# Task prompt
Would you print the records below without changing anything?

---------- Data supplied

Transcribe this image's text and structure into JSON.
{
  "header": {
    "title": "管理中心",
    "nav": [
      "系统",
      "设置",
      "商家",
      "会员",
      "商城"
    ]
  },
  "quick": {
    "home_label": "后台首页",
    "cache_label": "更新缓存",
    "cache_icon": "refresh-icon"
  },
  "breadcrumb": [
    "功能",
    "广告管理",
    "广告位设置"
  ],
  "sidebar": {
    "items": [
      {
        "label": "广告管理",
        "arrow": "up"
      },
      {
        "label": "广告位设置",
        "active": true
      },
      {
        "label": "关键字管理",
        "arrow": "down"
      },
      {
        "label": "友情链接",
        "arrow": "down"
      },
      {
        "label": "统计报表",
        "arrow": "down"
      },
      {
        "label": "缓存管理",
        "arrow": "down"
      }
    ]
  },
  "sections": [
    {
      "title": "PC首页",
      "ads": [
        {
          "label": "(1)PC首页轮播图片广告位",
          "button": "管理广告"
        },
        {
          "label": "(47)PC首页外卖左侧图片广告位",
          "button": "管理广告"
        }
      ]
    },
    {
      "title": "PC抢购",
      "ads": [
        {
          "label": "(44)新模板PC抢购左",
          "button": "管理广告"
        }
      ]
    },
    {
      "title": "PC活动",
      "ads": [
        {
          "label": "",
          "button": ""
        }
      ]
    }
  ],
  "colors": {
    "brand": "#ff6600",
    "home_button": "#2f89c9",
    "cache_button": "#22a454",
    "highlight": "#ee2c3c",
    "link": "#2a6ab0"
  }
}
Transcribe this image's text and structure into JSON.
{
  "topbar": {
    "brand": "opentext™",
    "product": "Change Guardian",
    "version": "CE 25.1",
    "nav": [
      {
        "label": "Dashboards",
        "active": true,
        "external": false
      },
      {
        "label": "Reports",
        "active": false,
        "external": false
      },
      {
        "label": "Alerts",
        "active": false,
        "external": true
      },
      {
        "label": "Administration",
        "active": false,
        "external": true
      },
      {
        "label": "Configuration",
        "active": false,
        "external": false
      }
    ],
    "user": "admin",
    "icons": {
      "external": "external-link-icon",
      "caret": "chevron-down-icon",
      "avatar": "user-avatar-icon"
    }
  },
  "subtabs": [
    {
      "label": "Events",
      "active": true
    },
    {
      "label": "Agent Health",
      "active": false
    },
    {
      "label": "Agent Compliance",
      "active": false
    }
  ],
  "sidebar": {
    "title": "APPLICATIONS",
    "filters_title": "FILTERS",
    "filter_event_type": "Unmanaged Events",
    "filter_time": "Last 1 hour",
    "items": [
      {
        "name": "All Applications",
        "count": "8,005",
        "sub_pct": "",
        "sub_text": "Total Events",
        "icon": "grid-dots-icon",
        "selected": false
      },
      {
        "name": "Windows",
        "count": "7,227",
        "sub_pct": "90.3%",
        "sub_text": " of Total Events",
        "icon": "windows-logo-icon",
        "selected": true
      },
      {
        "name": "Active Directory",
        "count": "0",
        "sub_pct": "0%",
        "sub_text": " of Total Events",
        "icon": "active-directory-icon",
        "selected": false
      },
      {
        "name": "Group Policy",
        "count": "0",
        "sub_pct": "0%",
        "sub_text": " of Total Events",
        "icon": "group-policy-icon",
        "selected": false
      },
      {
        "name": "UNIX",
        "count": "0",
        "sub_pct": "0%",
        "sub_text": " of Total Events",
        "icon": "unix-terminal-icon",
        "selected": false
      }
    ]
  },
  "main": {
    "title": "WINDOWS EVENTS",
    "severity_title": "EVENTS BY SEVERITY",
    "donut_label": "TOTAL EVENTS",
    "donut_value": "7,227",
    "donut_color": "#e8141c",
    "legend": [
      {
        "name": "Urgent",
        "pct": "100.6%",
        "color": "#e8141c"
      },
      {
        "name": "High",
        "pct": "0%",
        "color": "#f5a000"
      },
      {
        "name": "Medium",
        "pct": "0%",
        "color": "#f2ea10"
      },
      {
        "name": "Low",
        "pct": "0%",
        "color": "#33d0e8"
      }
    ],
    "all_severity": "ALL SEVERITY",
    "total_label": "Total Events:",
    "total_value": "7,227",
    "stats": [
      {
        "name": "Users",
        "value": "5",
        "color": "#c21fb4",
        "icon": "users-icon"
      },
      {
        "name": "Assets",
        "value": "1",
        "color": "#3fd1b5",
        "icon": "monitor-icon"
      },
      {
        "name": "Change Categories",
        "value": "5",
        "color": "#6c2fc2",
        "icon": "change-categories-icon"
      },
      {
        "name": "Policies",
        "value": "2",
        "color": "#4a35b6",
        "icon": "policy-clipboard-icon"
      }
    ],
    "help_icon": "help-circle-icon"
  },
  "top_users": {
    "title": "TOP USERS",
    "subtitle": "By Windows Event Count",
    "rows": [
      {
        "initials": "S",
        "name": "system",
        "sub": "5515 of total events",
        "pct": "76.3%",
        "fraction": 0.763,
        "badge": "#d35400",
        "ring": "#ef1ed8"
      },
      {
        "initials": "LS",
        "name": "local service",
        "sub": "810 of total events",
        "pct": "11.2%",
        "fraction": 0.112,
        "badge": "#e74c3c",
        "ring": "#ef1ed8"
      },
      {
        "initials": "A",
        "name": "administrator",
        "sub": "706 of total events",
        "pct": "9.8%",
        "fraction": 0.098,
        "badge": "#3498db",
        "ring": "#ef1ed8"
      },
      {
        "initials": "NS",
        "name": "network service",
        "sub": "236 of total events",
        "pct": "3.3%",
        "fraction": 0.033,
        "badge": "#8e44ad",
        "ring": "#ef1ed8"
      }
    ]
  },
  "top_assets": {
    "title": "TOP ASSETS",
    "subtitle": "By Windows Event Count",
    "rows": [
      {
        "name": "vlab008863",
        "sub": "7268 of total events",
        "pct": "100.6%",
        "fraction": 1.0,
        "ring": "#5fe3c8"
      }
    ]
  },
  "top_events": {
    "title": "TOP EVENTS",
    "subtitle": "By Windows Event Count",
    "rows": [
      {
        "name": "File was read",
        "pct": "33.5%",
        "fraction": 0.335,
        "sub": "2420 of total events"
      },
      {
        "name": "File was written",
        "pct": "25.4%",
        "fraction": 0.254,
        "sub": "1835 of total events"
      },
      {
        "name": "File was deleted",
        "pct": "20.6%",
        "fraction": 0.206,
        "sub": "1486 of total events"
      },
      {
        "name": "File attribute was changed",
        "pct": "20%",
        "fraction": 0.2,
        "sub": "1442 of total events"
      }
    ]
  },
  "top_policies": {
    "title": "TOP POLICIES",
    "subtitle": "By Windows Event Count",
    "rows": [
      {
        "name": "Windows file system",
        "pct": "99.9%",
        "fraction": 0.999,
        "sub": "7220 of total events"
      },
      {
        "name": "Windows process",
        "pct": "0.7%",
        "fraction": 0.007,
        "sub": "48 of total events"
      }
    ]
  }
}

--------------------

# Exercise result
Transcribe this image's text and structure into JSON.
{
  "header": {
    "title": "管理中心",
    "nav": [
      "系统",
      "设置",
      "商家",
      "会员",
      "商城"
    ]
  },
  "quick": {
    "home_label": "后台首页",
    "cache_label": "更新缓存",
    "cache_icon": "refresh-icon"
  },
  "breadcrumb": [
    "功能",
    "广告管理",
    "广告位设置"
  ],
  "sidebar": {
    "items": [
      {
        "label": "广告管理",
        "arrow": "up"
      },
      {
        "label": "广告位设置",
        "active": true
      },
      {
        "label": "关键字管理",
        "arrow": "down"
      },
      {
        "label": "友情链接",
        "arrow": "down"
      },
      {
        "label": "统计报表",
        "arrow": "down"
      },
      {
        "label": "缓存管理",
        "arrow": "down"
      }
    ]
  },
  "sections": [
    {
      "title": "PC首页",
      "ads": [
        {
          "label": "(1)PC首页轮播图片广告位",
          "button": "管理广告"
        },
        {
          "label": "(47)PC首页外卖左侧图片广告位",
          "button": "管理广告"
        }
      ]
    },
    {
      "title": "PC抢购",
      "ads": [
        {
          "label": "(44)新模板PC抢购左",
          "button": "管理广告"
        }
      ]
    },
    {
      "title": "PC活动",
      "ads": [
        {
          "label": "",
          "button": ""
        }
      ]
    }
  ],
  "colors": {
    "brand": "#ff6600",
    "home_button": "#2f89c9",
    "cache_button": "#22a454",
    "highlight": "#ee2c3c",
    "link": "#2a6ab0"
  }
}
Transcribe this image's text and structure into JSON.
{
  "topbar": {
    "brand": "opentext™",
    "product": "Change Guardian",
    "version": "CE 25.1",
    "nav": [
      {
        "label": "Dashboards",
        "active": true,
        "external": false
      },
      {
        "label": "Reports",
        "active": false,
        "external": false
      },
      {
        "label": "Alerts",
        "active": false,
        "external": true
      },
      {
        "label": "Administration",
        "active": false,
        "external": true
      },
      {
        "label": "Configuration",
        "active": false,
        "external": false
      }
    ],
    "user": "admin",
    "icons": {
      "external": "external-link-icon",
      "caret": "chevron-down-icon",
      "avatar": "user-avatar-icon"
    }
  },
  "subtabs": [
    {
      "label": "Events",
      "active": true
    },
    {
      "label": "Agent Health",
      "active": false
    },
    {
      "label": "Agent Compliance",
      "active": false
    }
  ],
  "sidebar": {
    "title": "APPLICATIONS",
    "filters_title": "FILTERS",
    "filter_event_type": "Unmanaged Events",
    "filter_time": "Last 1 hour",
    "items": [
      {
        "name": "All Applications",
        "count": "8,005",
        "sub_pct": "",
        "sub_text": "Total Events",
        "icon": "grid-dots-icon",
        "selected": false
      },
      {
        "name": "Windows",
        "count": "7,227",
        "sub_pct": "90.3%",
        "sub_text": " of Total Events",
        "icon": "windows-logo-icon",
        "selected": true
      },
      {
        "name": "Active Directory",
        "count": "0",
        "sub_pct": "0%",
        "sub_text": " of Total Events",
        "icon": "active-directory-icon",
        "selected": false
      },
      {
        "name": "Group Policy",
        "count": "0",
        "sub_pct": "0%",
        "sub_text": " of Total Events",
        "icon": "group-policy-icon",
        "selected": false
      },
      {
        "name": "UNIX",
        "count": "0",
        "sub_pct": "0%",
        "sub_text": " of Total Events",
        "icon": "unix-terminal-icon",
        "selected": false
      }
    ]
  },
  "main": {
    "title": "WINDOWS EVENTS",
    "severity_title": "EVENTS BY SEVERITY",
    "donut_label": "TOTAL EVENTS",
    "donut_value": "7,227",
    "donut_color": "#e8141c",
    "legend": [
      {
        "name": "Urgent",
        "pct": "100.6%",
        "color": "#e8141c"
      },
      {
        "name": "High",
        "pct": "0%",
        "color": "#f5a000"
      },
      {
        "name": "Medium",
        "pct": "0%",
        "color": "#f2ea10"
      },
      {
        "name": "Low",
        "pct": "0%",
        "color": "#33d0e8"
      }
    ],
    "all_severity": "ALL SEVERITY",
    "total_label": "Total Events:",
    "total_value": "7,227",
    "stats": [
      {
        "name": "Users",
        "value": "5",
        "color": "#c21fb4",
        "icon": "users-icon"
      },
      {
        "name": "Assets",
        "value": "1",
        "color": "#3fd1b5",
        "icon": "monitor-icon"
      },
      {
        "name": "Change Categories",
        "value": "5",
        "color": "#6c2fc2",
        "icon": "change-categories-icon"
      },
      {
        "name": "Policies",
        "value": "2",
        "color": "#4a35b6",
        "icon": "policy-clipboard-icon"
      }
    ],
    "help_icon": "help-circle-icon"
  },
  "top_users": {
    "title": "TOP USERS",
    "subtitle": "By Windows Event Count",
    "rows": [
      {
        "initials": "S",
        "name": "system",
        "sub": "5515 of total events",
        "pct": "76.3%",
        "fraction": 0.763,
        "badge": "#d35400",
        "ring": "#ef1ed8"
      },
      {
        "initials": "LS",
        "name": "local service",
        "sub": "810 of total events",
        "pct": "11.2%",
        "fraction": 0.112,
        "badge": "#e74c3c",
        "ring": "#ef1ed8"
      },
      {
        "initials": "A",
        "name": "administrator",
        "sub": "706 of total events",
        "pct": "9.8%",
        "fraction": 0.098,
        "badge": "#3498db",
        "ring": "#ef1ed8"
      },
      {
        "initials": "NS",
        "name": "network service",
        "sub": "236 of total events",
        "pct": "3.3%",
        "fraction": 0.033,
        "badge": "#8e44ad",
        "ring": "#ef1ed8"
      }
    ]
  },
  "top_assets": {
    "title": "TOP ASSETS",
    "subtitle": "By Windows Event Count",
    "rows": [
      {
        "name": "vlab008863",
        "sub": "7268 of total events",
        "pct": "100.6%",
        "fraction": 1.0,
        "ring": "#5fe3c8"
      }
    ]
  },
  "top_events": {
    "title": "TOP EVENTS",
    "subtitle": "By Windows Event Count",
    "rows": [
      {
        "name": "File was read",
        "pct": "33.5%",
        "fraction": 0.335,
        "sub": "2420 of total events"
      },
      {
        "name": "File was written",
        "pct": "25.4%",
        "fraction": 0.254,
        "sub": "1835 of total events"
      },
      {
        "name": "File was deleted",
        "pct": "20.6%",
        "fraction": 0.206,
        "sub": "1486 of total events"
      },
      {
        "name": "File attribute was changed",
        "pct": "20%",
        "fraction": 0.2,
        "sub": "1442 of total events"
      }
    ]
  },
  "top_policies": {
    "title": "TOP POLICIES",
    "subtitle": "By Windows Event Count",
    "rows": [
      {
        "name": "Windows file system",
        "pct": "99.9%",
        "fraction": 0.999,
        "sub": "7220 of total events"
      },
      {
        "name": "Windows process",
        "pct": "0.7%",
        "fraction": 0.007,
        "sub": "48 of total events"
      }
    ]
  }
}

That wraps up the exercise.